Contemporaries have mentioned him as a man of unusual scholarly attainments, holding degrees in Art, Law, Science, Theology and Music, with two others pending, he has been indefatigable in his labors in both school and church, as well as in the field of letters, college extension and post graduate work. Association with Learned and Biographical societies supplied inspiration for growing educational enthusiasm, so that even with increasing pulpit endeavors and evangelistic calls, time was found under Divine guidance to help plant schools and to assume college responsibilities, among which a few are mentioned; lectured at Western School for ministers and at Brookfield College, helped to found Mendota College nearly forty years ago, had interest in the founding of the University of Omaha, and Lincoln Memorial University, all strong institutions and doing worthy work. A member of the Co-Educational Association of Virginia; lecturer for the Farmer’s Educational and Co-operative Union of America (4,000,000 members), and director of their Virginia State band of 40 pieces. But chiefly individually founding and establishing Central College in Virginia, a corporation with preparatory schools, literary institute, School of Pedagogy, (Normal Training, with Departments of Agriculture and Domestic Science) College of Arts and Sciences, School of Religion and Conservatory of Music, all standard, acknowledged and accredited in the government. In five years funds were secured, buildings constructed and a student body of over 1400 enrolled–an unprecedented result–the assemblies at school and educational affairs sometimes numbering from 1,000 to 6,000. These associated details resulting in many conversions and in much community improvement leads to the strong conviction that with proper liberty and Heaven-led initiative much and lasting good can be doubly productive.

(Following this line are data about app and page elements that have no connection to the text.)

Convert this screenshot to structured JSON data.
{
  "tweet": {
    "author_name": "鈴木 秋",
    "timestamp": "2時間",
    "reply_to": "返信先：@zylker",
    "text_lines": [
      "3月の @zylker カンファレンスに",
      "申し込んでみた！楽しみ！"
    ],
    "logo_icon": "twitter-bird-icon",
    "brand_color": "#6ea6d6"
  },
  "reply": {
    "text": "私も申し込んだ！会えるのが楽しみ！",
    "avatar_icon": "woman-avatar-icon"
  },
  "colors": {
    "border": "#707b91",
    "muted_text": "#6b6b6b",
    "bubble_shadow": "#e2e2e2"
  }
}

Dr. Todd was admitted to Holy Orders under an exhaustive examination by a foremost body of New England scholars, the clergy of the Rhode Island Association of Othordox Congregational Ministers, in the old whitedomed Beneficent Church, Providence, and has observed an unswerving ministry, baptismal waters opening to his service for this sacrament from the Naragansett Bay of the Atlantic Ocean to the far western coast. He feels that the church is more moving and appealing than any other modern activity and that every sensible effort possible should be prayerfully and persistently maintained to effectively bring to the public mind the lasting, enduring qualities of a livable christianity. His whole heart is with the church in all her aggressive, pleasant ways to awaken a more or less lost race from the sin-slumbering of these swiftly flying days.
Qualifications and work attaining degrees were graduate studies, and partly for theses on many themes, for numerous phases of activity in the churches and acknowledged standing in scholarship recognized at different times by eminent schoolmen, statesmen and clergymen of New England, the South and the West, from among whom the several notable signatories below are selected. There have been two calls to the legislature, he was twice appointed postmaster and a Naval Chaplaincy was offered. He edited two national magazines and owned and edited an important southern journal with a wide circulation and was national correspondent for five standard religious periodicals. He was member of the great Eccumenical Council on Foreign Missions in New York City in the spring of 1900, was vice-president of National Cyclopedia of America Biography, for years lecturer before many patriotic bodies and an accredited delegate-at large to the Atlantic National Congress for a League of Nations, under the auspices of the League to enforce peace, held in New York, February 5-6, 1919.